- Lactobacillus helveticus and Bifidobacterum longum improved depression, anxiety and anger in adults (6)
- One month consumption of fermented dairy products were found to influence the regions of the brain involved in the central processing of emotion (7)
- Host of research into the reciprocal relationship between the brain and degeneration associated with disease such as Alzheimer’s and dementia and Multiple Sclerosis (8)
(3) Probiotics appear to influence mental health by sending signals through the gut-brain microbiome axis, which connects the body’s central nervous system (which houses the brain and the spinal cord) and the enteric nervous system of the gastrointestinal tract (9)
(4) These beneficial bacteria can also promote mental health by increasing the bioavailability of vitamins and minerals that regulate mood, such as B vitamins, vitamin D, magnesium, zinc and polyphenols (10).
(1) Maes, M et al (2008) The Gut-Brain Barrier in Major Depression: https://www.ncbi.nlm.nih.gov/pubmed/18283240

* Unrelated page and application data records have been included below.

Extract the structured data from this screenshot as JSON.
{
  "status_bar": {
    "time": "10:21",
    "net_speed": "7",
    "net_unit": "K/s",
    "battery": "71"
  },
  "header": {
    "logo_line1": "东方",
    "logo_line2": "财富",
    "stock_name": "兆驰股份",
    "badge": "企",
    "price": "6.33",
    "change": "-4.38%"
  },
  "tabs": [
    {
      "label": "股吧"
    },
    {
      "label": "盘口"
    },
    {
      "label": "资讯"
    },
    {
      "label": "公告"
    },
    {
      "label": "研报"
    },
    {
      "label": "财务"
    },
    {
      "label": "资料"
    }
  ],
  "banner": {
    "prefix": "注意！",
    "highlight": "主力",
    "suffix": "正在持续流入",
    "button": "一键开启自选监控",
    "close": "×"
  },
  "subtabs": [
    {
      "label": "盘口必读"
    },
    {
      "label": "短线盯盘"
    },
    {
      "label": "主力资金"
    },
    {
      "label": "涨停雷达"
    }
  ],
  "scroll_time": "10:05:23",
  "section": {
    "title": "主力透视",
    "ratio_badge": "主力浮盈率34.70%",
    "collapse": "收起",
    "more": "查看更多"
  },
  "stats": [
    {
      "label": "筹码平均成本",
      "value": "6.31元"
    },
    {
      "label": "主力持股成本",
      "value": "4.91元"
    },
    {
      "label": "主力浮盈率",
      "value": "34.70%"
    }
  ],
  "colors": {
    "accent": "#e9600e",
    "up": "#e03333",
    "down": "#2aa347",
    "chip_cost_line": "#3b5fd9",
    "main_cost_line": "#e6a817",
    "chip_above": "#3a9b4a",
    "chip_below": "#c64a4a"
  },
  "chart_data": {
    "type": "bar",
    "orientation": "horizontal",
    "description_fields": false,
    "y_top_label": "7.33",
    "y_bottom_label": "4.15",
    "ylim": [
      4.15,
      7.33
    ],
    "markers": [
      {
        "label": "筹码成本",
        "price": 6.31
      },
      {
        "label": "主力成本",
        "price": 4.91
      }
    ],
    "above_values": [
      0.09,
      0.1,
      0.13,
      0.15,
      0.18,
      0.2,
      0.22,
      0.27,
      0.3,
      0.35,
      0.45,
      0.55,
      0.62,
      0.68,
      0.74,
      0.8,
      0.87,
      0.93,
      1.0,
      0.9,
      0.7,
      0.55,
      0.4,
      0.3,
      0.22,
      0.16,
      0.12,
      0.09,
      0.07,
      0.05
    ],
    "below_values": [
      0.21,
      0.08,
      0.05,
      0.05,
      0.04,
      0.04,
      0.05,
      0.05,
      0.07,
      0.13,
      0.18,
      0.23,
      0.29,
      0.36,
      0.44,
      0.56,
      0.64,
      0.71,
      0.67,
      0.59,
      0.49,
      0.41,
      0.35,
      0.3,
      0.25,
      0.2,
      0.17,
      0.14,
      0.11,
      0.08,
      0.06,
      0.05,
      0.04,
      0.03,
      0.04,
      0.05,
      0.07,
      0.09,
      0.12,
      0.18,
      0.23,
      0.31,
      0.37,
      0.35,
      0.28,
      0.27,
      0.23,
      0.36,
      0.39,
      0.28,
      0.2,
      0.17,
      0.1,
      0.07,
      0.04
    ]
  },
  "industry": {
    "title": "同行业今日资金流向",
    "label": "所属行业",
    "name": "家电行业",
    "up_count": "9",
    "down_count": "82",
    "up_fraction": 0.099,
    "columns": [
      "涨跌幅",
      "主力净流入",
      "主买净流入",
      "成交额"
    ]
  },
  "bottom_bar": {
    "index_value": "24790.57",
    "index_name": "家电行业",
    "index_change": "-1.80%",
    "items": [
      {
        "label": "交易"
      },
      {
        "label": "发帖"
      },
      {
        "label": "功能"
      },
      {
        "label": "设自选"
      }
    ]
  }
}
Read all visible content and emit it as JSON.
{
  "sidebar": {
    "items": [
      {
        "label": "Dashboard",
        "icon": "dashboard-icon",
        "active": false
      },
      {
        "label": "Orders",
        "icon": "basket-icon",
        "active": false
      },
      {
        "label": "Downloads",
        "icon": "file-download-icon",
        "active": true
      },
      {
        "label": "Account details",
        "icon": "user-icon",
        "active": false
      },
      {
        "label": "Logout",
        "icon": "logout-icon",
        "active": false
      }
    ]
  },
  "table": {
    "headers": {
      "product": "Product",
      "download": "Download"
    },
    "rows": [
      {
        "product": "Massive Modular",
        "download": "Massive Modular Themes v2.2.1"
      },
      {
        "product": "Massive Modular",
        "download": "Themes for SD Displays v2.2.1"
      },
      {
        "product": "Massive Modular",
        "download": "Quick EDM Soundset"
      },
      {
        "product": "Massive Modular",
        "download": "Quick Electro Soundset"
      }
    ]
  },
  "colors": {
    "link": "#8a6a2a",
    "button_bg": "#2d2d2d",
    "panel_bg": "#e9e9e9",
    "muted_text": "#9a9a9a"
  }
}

(2) Wood, N C et al (2018)Abnormal Intestinal Permeability https://www.cambridge.org/core/journals/the-british-journal-of-psychiatry/article/abnormal-intestinal-permeability/869C13A62CEA5977FDA79511221339D3
(3) de Magistris, L et al (2010) Alterations of the intestinal barrier in patients with autism spectrum disorders and in their first-degree relatives https://www.ncbi.nlm.nih.gov/pubmed/20683204
(4) Herpertz-Dahlmann, B et al (2017) Food matters: how the microbiome and gut–brain interaction might impact the development and course of anorexia nervosa https://www.ncbi.nlm.nih.gov/pmc/articles/PMC5591351/
(5) Benton, D et al (2010) Impact of consuming a milk drink containing a probiotic on mood and cognition https://www.ncbi.nlm.nih.gov/pubmed/17151594
(6) Messaoudi, M et al (2011) Assessment of psychotropic-like properties of a probiotic formulation (Lactobacillus helveticus R0052 and Bifidobacterium longum R0175) in rats and human subjects. https://www.ncbi.nlm.nih.gov/pubmed/20974015
(7) Tillisch, K et al (2013) Consumption of fermented milk product with probiotic modulates brain activity https://www.ncbi.nlm.nih.gov/pubmed/23474283
(8) majeri, M (2019) https://www.ncbi.nlm.nih.gov/pubmed/30781628
(9)Mayer, E et al (2015) https://www.jci.org/articles/view/76304
(10) Filiosa, S, et al (2018) https://www.ncbi.nlm.nih.gov/pmc/articles/PMC6199944/